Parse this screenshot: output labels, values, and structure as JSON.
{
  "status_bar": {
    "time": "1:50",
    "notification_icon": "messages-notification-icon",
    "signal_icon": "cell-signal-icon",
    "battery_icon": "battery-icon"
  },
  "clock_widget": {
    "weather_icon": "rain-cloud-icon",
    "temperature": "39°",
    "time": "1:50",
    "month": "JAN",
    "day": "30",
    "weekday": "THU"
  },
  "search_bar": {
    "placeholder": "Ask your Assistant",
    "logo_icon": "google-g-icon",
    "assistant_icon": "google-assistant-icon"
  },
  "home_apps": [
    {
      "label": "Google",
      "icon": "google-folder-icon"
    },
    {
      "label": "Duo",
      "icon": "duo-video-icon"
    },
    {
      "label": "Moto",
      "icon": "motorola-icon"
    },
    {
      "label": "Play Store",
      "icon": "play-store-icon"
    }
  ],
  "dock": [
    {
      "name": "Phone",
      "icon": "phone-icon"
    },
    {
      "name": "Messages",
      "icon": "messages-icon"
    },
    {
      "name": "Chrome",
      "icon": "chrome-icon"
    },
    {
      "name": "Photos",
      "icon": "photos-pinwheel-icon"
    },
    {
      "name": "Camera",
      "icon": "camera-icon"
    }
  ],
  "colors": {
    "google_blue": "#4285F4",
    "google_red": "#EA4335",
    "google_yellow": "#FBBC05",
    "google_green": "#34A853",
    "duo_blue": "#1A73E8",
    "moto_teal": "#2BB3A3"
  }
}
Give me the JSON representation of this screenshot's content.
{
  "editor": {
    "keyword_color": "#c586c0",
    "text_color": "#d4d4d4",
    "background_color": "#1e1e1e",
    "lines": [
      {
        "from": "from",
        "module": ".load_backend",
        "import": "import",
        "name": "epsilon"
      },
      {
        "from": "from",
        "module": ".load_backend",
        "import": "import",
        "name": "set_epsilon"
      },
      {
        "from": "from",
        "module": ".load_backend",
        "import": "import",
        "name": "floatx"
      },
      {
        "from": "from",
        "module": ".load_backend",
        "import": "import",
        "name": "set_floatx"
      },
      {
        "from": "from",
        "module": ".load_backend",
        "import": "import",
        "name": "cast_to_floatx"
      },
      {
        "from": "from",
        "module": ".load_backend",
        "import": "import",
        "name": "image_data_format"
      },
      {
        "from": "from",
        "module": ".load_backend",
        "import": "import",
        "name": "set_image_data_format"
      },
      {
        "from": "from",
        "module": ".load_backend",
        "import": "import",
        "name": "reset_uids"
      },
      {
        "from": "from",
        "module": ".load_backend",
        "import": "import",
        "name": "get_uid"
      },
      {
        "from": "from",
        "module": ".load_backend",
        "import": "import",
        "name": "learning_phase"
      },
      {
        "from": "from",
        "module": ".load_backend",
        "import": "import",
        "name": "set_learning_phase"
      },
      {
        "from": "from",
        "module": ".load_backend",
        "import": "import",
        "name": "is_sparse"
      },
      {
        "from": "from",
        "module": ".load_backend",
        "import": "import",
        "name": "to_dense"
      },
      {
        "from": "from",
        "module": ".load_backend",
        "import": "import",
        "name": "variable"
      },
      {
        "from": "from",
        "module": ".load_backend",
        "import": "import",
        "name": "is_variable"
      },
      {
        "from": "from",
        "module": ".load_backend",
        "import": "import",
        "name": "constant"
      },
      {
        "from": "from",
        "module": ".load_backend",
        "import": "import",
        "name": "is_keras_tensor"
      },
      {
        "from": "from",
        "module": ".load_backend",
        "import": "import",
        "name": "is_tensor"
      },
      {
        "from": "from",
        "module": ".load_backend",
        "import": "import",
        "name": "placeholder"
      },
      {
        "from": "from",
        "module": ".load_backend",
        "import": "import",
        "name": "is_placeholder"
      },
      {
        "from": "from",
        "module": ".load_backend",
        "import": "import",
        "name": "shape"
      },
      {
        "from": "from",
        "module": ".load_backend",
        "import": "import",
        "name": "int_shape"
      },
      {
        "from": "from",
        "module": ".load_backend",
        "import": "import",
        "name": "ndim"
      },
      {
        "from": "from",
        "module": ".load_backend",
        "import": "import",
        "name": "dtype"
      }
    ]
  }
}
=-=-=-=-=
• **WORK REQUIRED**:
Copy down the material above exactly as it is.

• **RESULT FOR THIS EXERCISE**:
Parse this screenshot: output labels, values, and structure as JSON.
{
  "status_bar": {
    "time": "1:50",
    "notification_icon": "messages-notification-icon",
    "signal_icon": "cell-signal-icon",
    "battery_icon": "battery-icon"
  },
  "clock_widget": {
    "weather_icon": "rain-cloud-icon",
    "temperature": "39°",
    "time": "1:50",
    "month": "JAN",
    "day": "30",
    "weekday": "THU"
  },
  "search_bar": {
    "placeholder": "Ask your Assistant",
    "logo_icon": "google-g-icon",
    "assistant_icon": "google-assistant-icon"
  },
  "home_apps": [
    {
      "label": "Google",
      "icon": "google-folder-icon"
    },
    {
      "label": "Duo",
      "icon": "duo-video-icon"
    },
    {
      "label": "Moto",
      "icon": "motorola-icon"
    },
    {
      "label": "Play Store",
      "icon": "play-store-icon"
    }
  ],
  "dock": [
    {
      "name": "Phone",
      "icon": "phone-icon"
    },
    {
      "name": "Messages",
      "icon": "messages-icon"
    },
    {
      "name": "Chrome",
      "icon": "chrome-icon"
    },
    {
      "name": "Photos",
      "icon": "photos-pinwheel-icon"
    },
    {
      "name": "Camera",
      "icon": "camera-icon"
    }
  ],
  "colors": {
    "google_blue": "#4285F4",
    "google_red": "#EA4335",
    "google_yellow": "#FBBC05",
    "google_green": "#34A853",
    "duo_blue": "#1A73E8",
    "moto_teal": "#2BB3A3"
  }
}
Give me the JSON representation of this screenshot's content.
{
  "editor": {
    "keyword_color": "#c586c0",
    "text_color": "#d4d4d4",
    "background_color": "#1e1e1e",
    "lines": [
      {
        "from": "from",
        "module": ".load_backend",
        "import": "import",
        "name": "epsilon"
      },
      {
        "from": "from",
        "module": ".load_backend",
        "import": "import",
        "name": "set_epsilon"
      },
      {
        "from": "from",
        "module": ".load_backend",
        "import": "import",
        "name": "floatx"
      },
      {
        "from": "from",
        "module": ".load_backend",
        "import": "import",
        "name": "set_floatx"
      },
      {
        "from": "from",
        "module": ".load_backend",
        "import": "import",
        "name": "cast_to_floatx"
      },
      {
        "from": "from",
        "module": ".load_backend",
        "import": "import",
        "name": "image_data_format"
      },
      {
        "from": "from",
        "module": ".load_backend",
        "import": "import",
        "name": "set_image_data_format"
      },
      {
        "from": "from",
        "module": ".load_backend",
        "import": "import",
        "name": "reset_uids"
      },
      {
        "from": "from",
        "module": ".load_backend",
        "import": "import",
        "name": "get_uid"
      },
      {
        "from": "from",
        "module": ".load_backend",
        "import": "import",
        "name": "learning_phase"
      },
      {
        "from": "from",
        "module": ".load_backend",
        "import": "import",
        "name": "set_learning_phase"
      },
      {
        "from": "from",
        "module": ".load_backend",
        "import": "import",
        "name": "is_sparse"
      },
      {
        "from": "from",
        "module": ".load_backend",
        "import": "import",
        "name": "to_dense"
      },
      {
        "from": "from",
        "module": ".load_backend",
        "import": "import",
        "name": "variable"
      },
      {
        "from": "from",
        "module": ".load_backend",
        "import": "import",
        "name": "is_variable"
      },
      {
        "from": "from",
        "module": ".load_backend",
        "import": "import",
        "name": "constant"
      },
      {
        "from": "from",
        "module": ".load_backend",
        "import": "import",
        "name": "is_keras_tensor"
      },
      {
        "from": "from",
        "module": ".load_backend",
        "import": "import",
        "name": "is_tensor"
      },
      {
        "from": "from",
        "module": ".load_backend",
        "import": "import",
        "name": "placeholder"
      },
      {
        "from": "from",
        "module": ".load_backend",
        "import": "import",
        "name": "is_placeholder"
      },
      {
        "from": "from",
        "module": ".load_backend",
        "import": "import",
        "name": "shape"
      },
      {
        "from": "from",
        "module": ".load_backend",
        "import": "import",
        "name": "int_shape"
      },
      {
        "from": "from",
        "module": ".load_backend",
        "import": "import",
        "name": "ndim"
      },
      {
        "from": "from",
        "module": ".load_backend",
        "import": "import",
        "name": "dtype"
      }
    ]
  }
}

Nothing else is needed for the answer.